There are some wonderful songs in Lachner’s Sängerfahrt, though Kirchschlager sang only four, probably wisely as some don’t suit female voice. But how she made a case for them ! Die badende Elfe came vividly to life, Martineau playing arpeggiations that sparkled as delicately as water and light. Kirchschlager’s timbre was clear, bright, almost trembling with excitement. A man spies a water nymph bathing in the moonlight. Since the poem is by Heine, expect deeper meanings. Kirchschlager shapes the phrase “Arm und Nacken, weiss und lieblich” sensually. What’s turning the poet on is implicit, especially since Lachner wrote the songs for his bride-to-be. Pure, chaste,but erotic.
it’s hard to forget Schumann’s Dichterliebe settings of Im Mai and Eine Liebe, but Kirchschlager did Lachner more than justice. I’ve heard three versions of these songs and thought I knew them well, but Kirchschlager’s a revelation. Her lucidity eclipses all else. Martineau’s playing, too, convinced me that modern piano isn’t necessarily a bar to freeing the energy in these songs. The explicitly Schubertian elements in Die einsame Träne might sound derivative, but Kirchschlager sings with conviction. The “falling tears” in the piano part work well because Martineau is light of hand and pedal.
Three of the Fanny Mendelssohn songs heard here come from her Op 1. They’re not early works, but the first published, which was a daring act for a woman of her status at that time. She was a pianist rather than a singer, so her songs give Martineau a chance to bring out their best qualities. In Schwanenlied,(op 1/1) for example, slow, graceful movement, and the ending dissolves mysteriously. The poet’s Heine, whom Fanny met and disliked, but the song captures the foreboding behind the shining surface. On the other hand, in Warum sind denn, die Rosen so blass, (op1/3) she replaces Heine’s “Leichenduft”(stink of a rotting corpse) with the word “Blümenduft”. (scent of flowers).
Kirchschlager and Martineau also chose Carl Loewe’s op 60 setting of the Chamisso poems Schumann made immortal in Frauenliebe und Leben. Here, Kirchschlager filled lines like “die Quelle der Freudigkeit” with such warmth that even the most fervent feminist could not doubt its sincerity. Martineau made much of the almost Brahmsian richness in the piano part, particularly lovely in An meinen Herzen. Since Brahms was at the time only three years old, it’s an indication of how significant Loewe was, and why the music of this decade, 1830-40 needs further assessment.
Loewe’s songs are vivid and imaginative.

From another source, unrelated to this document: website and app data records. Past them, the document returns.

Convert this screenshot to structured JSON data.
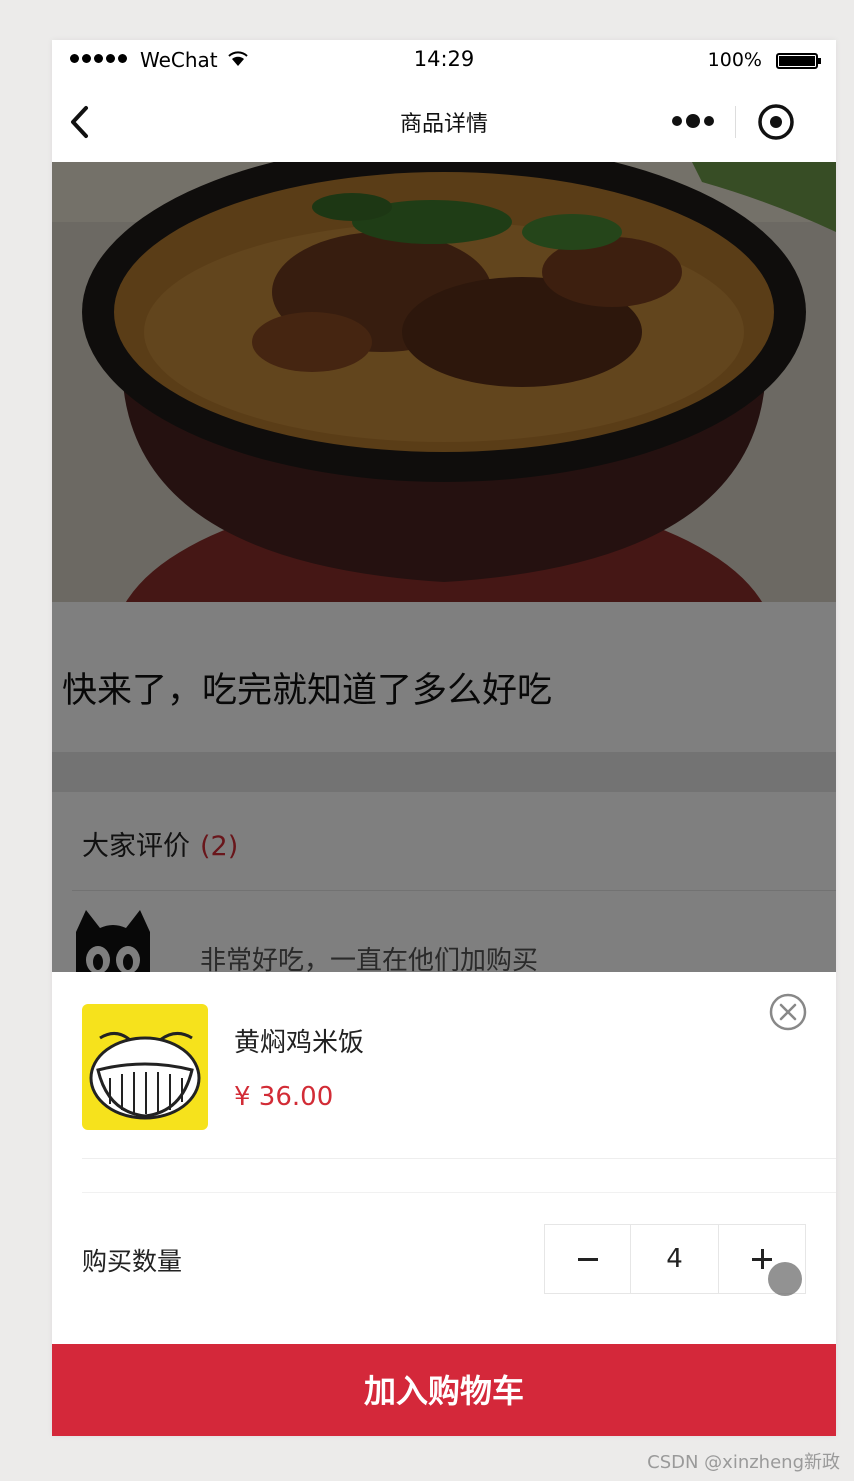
{
  "status_bar": {
    "carrier": "WeChat",
    "time": "14:29",
    "battery": "100%",
    "wifi_icon": "wifi-icon",
    "battery_icon": "battery-icon"
  },
  "nav": {
    "title": "商品详情",
    "back_icon": "chevron-left-icon",
    "more_icon": "more-dots-icon",
    "close_icon": "target-circle-icon"
  },
  "product": {
    "description": "快来了，吃完就知道了多么好吃",
    "image_icon": "food-photo"
  },
  "reviews": {
    "label": "大家评价",
    "count": "(2)",
    "items": [
      {
        "avatar_icon": "cat-avatar-icon",
        "text": "非常好吃，一直在他们加购买"
      }
    ]
  },
  "cart_sheet": {
    "name": "黄焖鸡米饭",
    "price": "¥ 36.00",
    "quantity_label": "购买数量",
    "quantity": "4",
    "minus_icon": "minus-icon",
    "plus_icon": "plus-icon",
    "close_icon": "close-circle-icon",
    "add_button": "加入购物车"
  },
  "colors": {
    "accent": "#d4283a",
    "price": "#d22c36",
    "thumb_bg": "#f6e21c"
  },
  "watermark": "CSDN @xinzheng新政"
}
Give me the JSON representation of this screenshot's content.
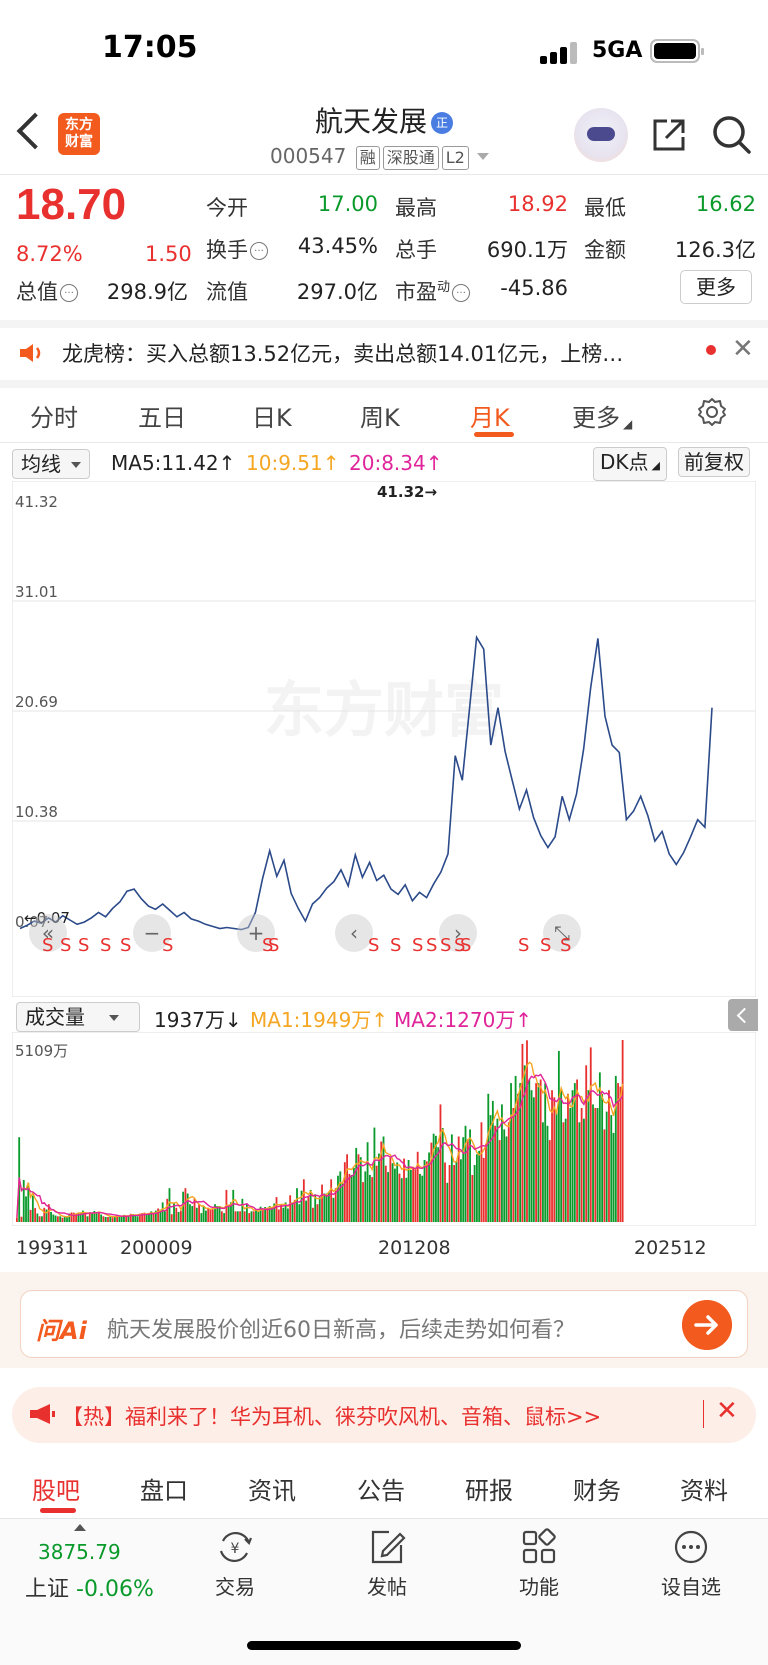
{
  "status_bar": {
    "time": "17:05",
    "network": "5GA"
  },
  "header": {
    "logo_text": "东方财富",
    "title": "航天发展",
    "title_badge": "正",
    "code": "000547",
    "tags": [
      "融",
      "深股通",
      "L2"
    ]
  },
  "quote": {
    "price": "18.70",
    "change_pct": "8.72%",
    "change_abs": "1.50",
    "fields": {
      "open": {
        "label": "今开",
        "value": "17.00"
      },
      "high": {
        "label": "最高",
        "value": "18.92"
      },
      "low": {
        "label": "最低",
        "value": "16.62"
      },
      "turnover": {
        "label": "换手",
        "value": "43.45%"
      },
      "volume": {
        "label": "总手",
        "value": "690.1万"
      },
      "amount": {
        "label": "金额",
        "value": "126.3亿"
      },
      "total_mcap": {
        "label": "总值",
        "value": "298.9亿"
      },
      "float_mcap": {
        "label": "流值",
        "value": "297.0亿"
      },
      "pe": {
        "label": "市盈",
        "sup": "动",
        "value": "-45.86"
      }
    },
    "more_label": "更多"
  },
  "news": {
    "text": "龙虎榜：买入总额13.52亿元，卖出总额14.01亿元，上榜…",
    "close": "✕"
  },
  "period_tabs": {
    "items": [
      "分时",
      "五日",
      "日K",
      "周K",
      "月K",
      "更多"
    ],
    "active": "月K"
  },
  "ma_row": {
    "select": "均线",
    "ma5": "MA5:11.42↑",
    "ma10": "10:9.51↑",
    "ma20": "20:8.34↑",
    "dk": "DK点",
    "adjust": "前复权",
    "colors": {
      "ma5": "#222222",
      "ma10": "#f5a623",
      "ma20": "#e0249a"
    }
  },
  "watermark": "东方财富",
  "chart_data": [
    {
      "type": "line",
      "title": "",
      "y_tick_labels": [
        "41.32",
        "31.01",
        "20.69",
        "10.38",
        "0.07"
      ],
      "ylim": [
        0.07,
        41.32
      ],
      "max_annotation": "41.32→",
      "min_annotation": "←0.07",
      "signal_labels": [
        "S",
        "S",
        "S",
        "S",
        "S",
        "S",
        "S",
        "S",
        "S",
        "S",
        "S",
        "S",
        "S",
        "S",
        "S",
        "S",
        "S",
        "S"
      ],
      "x_tick_labels": [
        "199311",
        "200009",
        "201208",
        "202512"
      ],
      "series": [
        {
          "values": [
            0.3,
            0.6,
            1.0,
            0.8,
            1.3,
            0.9,
            1.5,
            1.1,
            0.7,
            0.9,
            1.3,
            1.8,
            1.4,
            2.2,
            2.8,
            3.8,
            4.0,
            3.1,
            2.4,
            2.1,
            2.6,
            2.0,
            1.4,
            1.8,
            1.2,
            1.0,
            0.7,
            0.5,
            0.3,
            0.4,
            0.3,
            0.2,
            0.4,
            1.8,
            5.0,
            7.6,
            5.2,
            6.7,
            3.6,
            2.2,
            1.0,
            2.6,
            3.2,
            4.1,
            4.7,
            5.8,
            4.3,
            7.2,
            5.1,
            6.5,
            4.8,
            5.3,
            4.0,
            3.5,
            4.4,
            2.9,
            3.7,
            3.2,
            4.5,
            5.6,
            7.3,
            16.5,
            14.2,
            20.8,
            27.6,
            26.5,
            17.5,
            21.0,
            16.9,
            14.2,
            11.5,
            13.3,
            10.7,
            9.0,
            7.9,
            8.9,
            12.7,
            10.5,
            12.9,
            17.1,
            22.9,
            27.5,
            20.2,
            17.5,
            16.8,
            10.5,
            11.3,
            12.7,
            10.9,
            8.5,
            9.4,
            7.3,
            6.3,
            7.4,
            8.9,
            10.5,
            9.8,
            21.0
          ]
        }
      ]
    },
    {
      "type": "bar",
      "title": "",
      "select": "成交量",
      "current_label": "1937万↓",
      "ma1_label": "MA1:1949万↑",
      "ma2_label": "MA2:1270万↑",
      "y_tick_labels": [
        "5109万"
      ],
      "ylim": [
        0,
        5109
      ],
      "unit": "万",
      "values": [
        120,
        2380,
        150,
        1180,
        720,
        1100,
        340,
        740,
        390,
        240,
        160,
        160,
        400,
        350,
        500,
        280,
        210,
        180,
        160,
        160,
        120,
        150,
        130,
        240,
        270,
        260,
        230,
        250,
        270,
        320,
        250,
        160,
        270,
        250,
        310,
        280,
        290,
        210,
        160,
        140,
        140,
        170,
        130,
        160,
        190,
        150,
        180,
        200,
        150,
        180,
        230,
        220,
        200,
        160,
        240,
        250,
        260,
        230,
        230,
        300,
        250,
        320,
        380,
        350,
        550,
        300,
        650,
        950,
        220,
        540,
        400,
        280,
        320,
        850,
        950,
        800,
        500,
        450,
        650,
        400,
        500,
        250,
        450,
        320,
        400,
        350,
        350,
        500,
        450,
        450,
        300,
        250,
        900,
        450,
        550,
        900,
        300,
        300,
        300,
        650,
        300,
        500,
        250,
        300,
        300,
        350,
        300,
        430,
        350,
        420,
        400,
        450,
        400,
        520,
        700,
        350,
        500,
        400,
        550,
        380,
        750,
        550,
        620,
        950,
        500,
        880,
        1200,
        600,
        700,
        900,
        400,
        780,
        500,
        700,
        1050,
        800,
        800,
        850,
        1200,
        680,
        950,
        1300,
        1420,
        1100,
        1680,
        1900,
        1350,
        1320,
        1520,
        2080,
        1900,
        1820,
        1120,
        1420,
        2240,
        1320,
        1260,
        2650,
        1580,
        1920,
        2260,
        2400,
        1580,
        1400,
        1800,
        1650,
        1500,
        1670,
        1360,
        1230,
        1780,
        1240,
        1740,
        1460,
        1500,
        1480,
        1970,
        1350,
        1300,
        1740,
        1700,
        1950,
        2230,
        2480,
        2420,
        2100,
        3300,
        2640,
        1670,
        1100,
        1600,
        2460,
        1600,
        1700,
        2400,
        1760,
        2380,
        2700,
        2330,
        2600,
        1320,
        1600,
        1900,
        2000,
        2800,
        1800,
        2200,
        3600,
        3000,
        3400,
        2700,
        2900,
        2300,
        3300,
        2600,
        2400,
        2800,
        3900,
        3200,
        4100,
        3600,
        3900,
        5000,
        4400,
        5100,
        4000,
        3700,
        3500,
        3900,
        3900,
        4000,
        2800,
        3900,
        2700,
        2300,
        3700,
        3500,
        3100,
        4800,
        3700,
        2800,
        2900,
        3600,
        3200,
        3700,
        3900,
        4000,
        2800,
        3200,
        2900,
        4400,
        3700,
        4900,
        3300,
        3200,
        3200,
        4200,
        3600,
        2600,
        3100,
        3700,
        3000,
        2500,
        4100,
        3900,
        3800,
        5109
      ],
      "colors": {
        "up": "#e8312f",
        "down": "#0a9a2c",
        "ma1": "#f5a623",
        "ma2": "#e0249a"
      }
    }
  ],
  "ai_bar": {
    "logo": "问Ai",
    "prompt": "航天发展股价创近60日新高，后续走势如何看？"
  },
  "promo": {
    "text": "【热】福利来了！华为耳机、徕芬吹风机、音箱、鼠标>>",
    "close": "✕"
  },
  "bottom_tabs": {
    "items": [
      "股吧",
      "盘口",
      "资讯",
      "公告",
      "研报",
      "财务",
      "资料"
    ],
    "active": "股吧"
  },
  "toolbar": {
    "index_value": "3875.79",
    "index_name": "上证",
    "index_change": "-0.06%",
    "items": [
      {
        "label": "交易",
        "icon": "trade-icon"
      },
      {
        "label": "发帖",
        "icon": "post-icon"
      },
      {
        "label": "功能",
        "icon": "grid-icon"
      },
      {
        "label": "设自选",
        "icon": "more-dots-icon"
      }
    ]
  }
}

Two songs from his Vier Fabbelieder op 64 (1837) gave Kirchschlager a chance to show what a vivid character singer she can be, combining her opera experience with true Lieder singing. Der Kuckkuck uses the same Wunderhorn text that Mahler would set fifty years later. Thanks to Kirchschlager, Loewe’s cuckoo is funnier, even if the donkey cry, “Ija ! Ija!” isn’t quite so obvious. More of a challenge was the long strophic ballad, Der verliebte Maikäfer (Glow worm in Love). A foppish glow worm courts a fly but is too vain to see she can’t stand him. Nice growling sounds to create the lumpen bug, light sharp sounds for the fly. The punchline comes at the end, when the story changes - two (human) lovers are about to fool around at night. The story’s complicated, but Kirchschlager’s diction is so clear that meaning comes through even if you don’t know German. This is where her experience shows. She acts through her voice, expressively, never losing the sharp wit beneath the charm.
This concert was being recorded for future broadcast. If it’s released on CD, it will be a must for anyone seriously interested in Lieder.